§ EXERCISE PROMPT
The data below is to be written out exactly, with no pictures.

§ RECORDS SHOWN
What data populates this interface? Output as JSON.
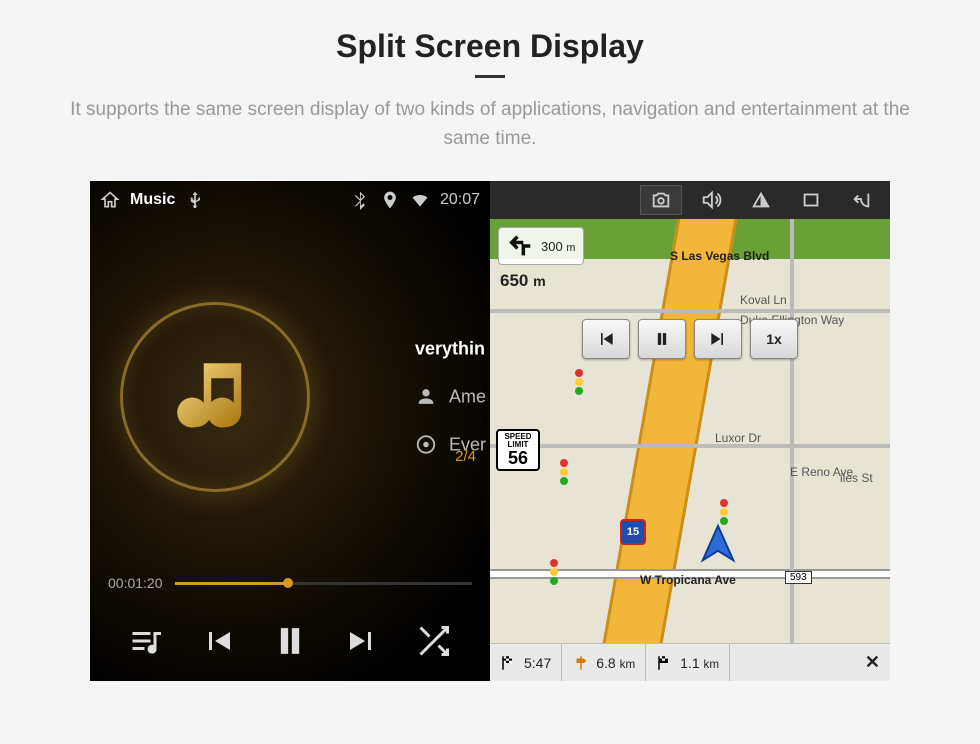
{
  "marketing": {
    "title": "Split Screen Display",
    "subtitle": "It supports the same screen display of two kinds of applications, navigation and entertainment at the same time."
  },
  "status_bar": {
    "title": "Music",
    "clock": "20:07"
  },
  "music": {
    "tracks": {
      "0": {
        "label": "verythin"
      },
      "1": {
        "label": "Ame"
      },
      "2": {
        "label": "Ever"
      }
    },
    "elapsed": "00:01:20",
    "track_counter": "2/4",
    "progress_percent": 38
  },
  "nav": {
    "turn": {
      "distance": "300",
      "unit": "m"
    },
    "next_distance": "650",
    "next_unit": "m",
    "speed_limit": {
      "label_top": "SPEED",
      "label_mid": "LIMIT",
      "value": "56"
    },
    "playback": {
      "speed_label": "1x"
    },
    "streets": {
      "top": "S Las Vegas Blvd",
      "koval": "Koval Ln",
      "duke": "Duke Ellington Way",
      "luxor": "Luxor Dr",
      "reno": "E Reno Ave",
      "tropicana": "W Tropicana Ave",
      "giles": "iles St"
    },
    "tropicana_exit": "593",
    "highway_shield": "15",
    "bottom": {
      "eta": "5:47",
      "dist1": "6.8",
      "dist1_unit": "km",
      "dist2": "1.1",
      "dist2_unit": "km",
      "close": "✕"
    }
  }
}
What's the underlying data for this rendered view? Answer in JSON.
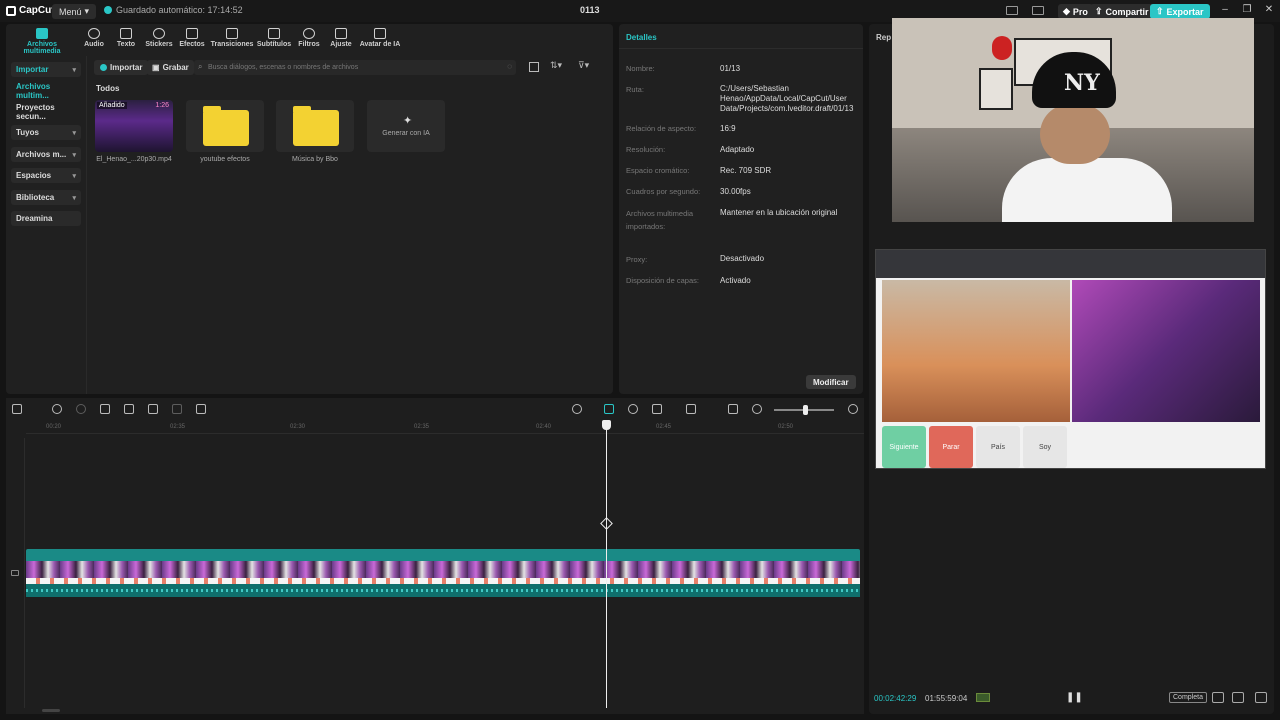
{
  "titlebar": {
    "app_name": "CapCut",
    "menu_label": "Menú",
    "autosave": "Guardado automático: 17:14:52",
    "project_title": "0113",
    "pro_label": "Pro",
    "share_label": "Compartir",
    "export_label": "Exportar"
  },
  "toolbar": {
    "items": [
      {
        "label": "Archivos multimedia",
        "icon": "media-icon"
      },
      {
        "label": "Audio",
        "icon": "audio-icon"
      },
      {
        "label": "Texto",
        "icon": "text-icon"
      },
      {
        "label": "Stickers",
        "icon": "sticker-icon"
      },
      {
        "label": "Efectos",
        "icon": "effects-icon"
      },
      {
        "label": "Transiciones",
        "icon": "transitions-icon"
      },
      {
        "label": "Subtítulos",
        "icon": "subtitles-icon"
      },
      {
        "label": "Filtros",
        "icon": "filters-icon"
      },
      {
        "label": "Ajuste",
        "icon": "adjust-icon"
      },
      {
        "label": "Avatar de IA",
        "icon": "avatar-icon"
      }
    ]
  },
  "sidebar": {
    "items": [
      {
        "label": "Importar"
      },
      {
        "label": "Archivos multim..."
      },
      {
        "label": "Proyectos secun..."
      },
      {
        "label": "Tuyos"
      },
      {
        "label": "Archivos m..."
      },
      {
        "label": "Espacios"
      },
      {
        "label": "Biblioteca"
      },
      {
        "label": "Dreamina"
      }
    ]
  },
  "media": {
    "import_label": "Importar",
    "record_label": "Grabar",
    "search_placeholder": "Busca diálogos, escenas o nombres de archivos",
    "section_label": "Todos",
    "items": [
      {
        "label": "El_Henao_...20p30.mp4",
        "badge": "Añadido",
        "duration": "1:26"
      },
      {
        "label": "youtube efectos"
      },
      {
        "label": "Música by Bbo"
      },
      {
        "label": "Generar con IA"
      }
    ]
  },
  "details": {
    "title": "Detalles",
    "rows": [
      {
        "label": "Nombre:",
        "value": "01/13"
      },
      {
        "label": "Ruta:",
        "value": "C:/Users/Sebastian Henao/AppData/Local/CapCut/User Data/Projects/com.lveditor.draft/01/13"
      },
      {
        "label": "Relación de aspecto:",
        "value": "16:9"
      },
      {
        "label": "Resolución:",
        "value": "Adaptado"
      },
      {
        "label": "Espacio cromático:",
        "value": "Rec. 709 SDR"
      },
      {
        "label": "Cuadros por segundo:",
        "value": "30.00fps"
      },
      {
        "label": "Archivos multimedia importados:",
        "value": "Mantener en la ubicación original"
      },
      {
        "label": "Proxy:",
        "value": "Desactivado"
      },
      {
        "label": "Disposición de capas:",
        "value": "Activado"
      }
    ],
    "modify_label": "Modificar"
  },
  "player": {
    "header": "Rep",
    "current_time": "00:02:42:29",
    "total_time": "01:55:59:04",
    "complete_label": "Completa",
    "cap_text": "NY",
    "browser_buttons": [
      "Siguiente",
      "Parar",
      "País",
      "Soy"
    ]
  },
  "timeline": {
    "ticks": [
      "00:20",
      "02:35",
      "02:30",
      "02:35",
      "02:40",
      "02:45",
      "02:50"
    ]
  },
  "colors": {
    "accent": "#2ac6c6",
    "background": "#141414",
    "panel": "#202020"
  }
}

§ TASK RESPONSE
What data populates this interface? Output as JSON.
{
  "marketing": {
    "title": "Split Screen Display",
    "subtitle": "It supports the same screen display of two kinds of applications, navigation and entertainment at the same time."
  },
  "status_bar": {
    "title": "Music",
    "clock": "20:07"
  },
  "music": {
    "tracks": {
      "0": {
        "label": "verythin"
      },
      "1": {
        "label": "Ame"
      },
      "2": {
        "label": "Ever"
      }
    },
    "elapsed": "00:01:20",
    "track_counter": "2/4",
    "progress_percent": 38
  },
  "nav": {
    "turn": {
      "distance": "300",
      "unit": "m"
    },
    "next_distance": "650",
    "next_unit": "m",
    "speed_limit": {
      "label_top": "SPEED",
      "label_mid": "LIMIT",
      "value": "56"
    },
    "playback": {
      "speed_label": "1x"
    },
    "streets": {
      "top": "S Las Vegas Blvd",
      "koval": "Koval Ln",
      "duke": "Duke Ellington Way",
      "luxor": "Luxor Dr",
      "reno": "E Reno Ave",
      "tropicana": "W Tropicana Ave",
      "giles": "iles St"
    },
    "tropicana_exit": "593",
    "highway_shield": "15",
    "bottom": {
      "eta": "5:47",
      "dist1": "6.8",
      "dist1_unit": "km",
      "dist2": "1.1",
      "dist2_unit": "km",
      "close": "✕"
    }
  }
}
What's the underlying data for this rendered view? Answer in JSON.
{
  "titlebar": {
    "app_name": "CapCut",
    "menu_label": "Menú",
    "autosave": "Guardado automático: 17:14:52",
    "project_title": "0113",
    "pro_label": "Pro",
    "share_label": "Compartir",
    "export_label": "Exportar"
  },
  "toolbar": {
    "items": [
      {
        "label": "Archivos multimedia",
        "icon": "media-icon"
      },
      {
        "label": "Audio",
        "icon": "audio-icon"
      },
      {
        "label": "Texto",
        "icon": "text-icon"
      },
      {
        "label": "Stickers",
        "icon": "sticker-icon"
      },
      {
        "label": "Efectos",
        "icon": "effects-icon"
      },
      {
        "label": "Transiciones",
        "icon": "transitions-icon"
      },
      {
        "label": "Subtítulos",
        "icon": "subtitles-icon"
      },
      {
        "label": "Filtros",
        "icon": "filters-icon"
      },
      {
        "label": "Ajuste",
        "icon": "adjust-icon"
      },
      {
        "label": "Avatar de IA",
        "icon": "avatar-icon"
      }
    ]
  },
  "sidebar": {
    "items": [
      {
        "label": "Importar"
      },
      {
        "label": "Archivos multim..."
      },
      {
        "label": "Proyectos secun..."
      },
      {
        "label": "Tuyos"
      },
      {
        "label": "Archivos m..."
      },
      {
        "label": "Espacios"
      },
      {
        "label": "Biblioteca"
      },
      {
        "label": "Dreamina"
      }
    ]
  },
  "media": {
    "import_label": "Importar",
    "record_label": "Grabar",
    "search_placeholder": "Busca diálogos, escenas o nombres de archivos",
    "section_label": "Todos",
    "items": [
      {
        "label": "El_Henao_...20p30.mp4",
        "badge": "Añadido",
        "duration": "1:26"
      },
      {
        "label": "youtube efectos"
      },
      {
        "label": "Música by Bbo"
      },
      {
        "label": "Generar con IA"
      }
    ]
  },
  "details": {
    "title": "Detalles",
    "rows": [
      {
        "label": "Nombre:",
        "value": "01/13"
      },
      {
        "label": "Ruta:",
        "value": "C:/Users/Sebastian Henao/AppData/Local/CapCut/User Data/Projects/com.lveditor.draft/01/13"
      },
      {
        "label": "Relación de aspecto:",
        "value": "16:9"
      },
      {
        "label": "Resolución:",
        "value": "Adaptado"
      },
      {
        "label": "Espacio cromático:",
        "value": "Rec. 709 SDR"
      },
      {
        "label": "Cuadros por segundo:",
        "value": "30.00fps"
      },
      {
        "label": "Archivos multimedia importados:",
        "value": "Mantener en la ubicación original"
      },
      {
        "label": "Proxy:",
        "value": "Desactivado"
      },
      {
        "label": "Disposición de capas:",
        "value": "Activado"
      }
    ],
    "modify_label": "Modificar"
  },
  "player": {
    "header": "Rep",
    "current_time": "00:02:42:29",
    "total_time": "01:55:59:04",
    "complete_label": "Completa",
    "cap_text": "NY",
    "browser_buttons": [
      "Siguiente",
      "Parar",
      "País",
      "Soy"
    ]
  },
  "timeline": {
    "ticks": [
      "00:20",
      "02:35",
      "02:30",
      "02:35",
      "02:40",
      "02:45",
      "02:50"
    ]
  },
  "colors": {
    "accent": "#2ac6c6",
    "background": "#141414",
    "panel": "#202020"
  }
}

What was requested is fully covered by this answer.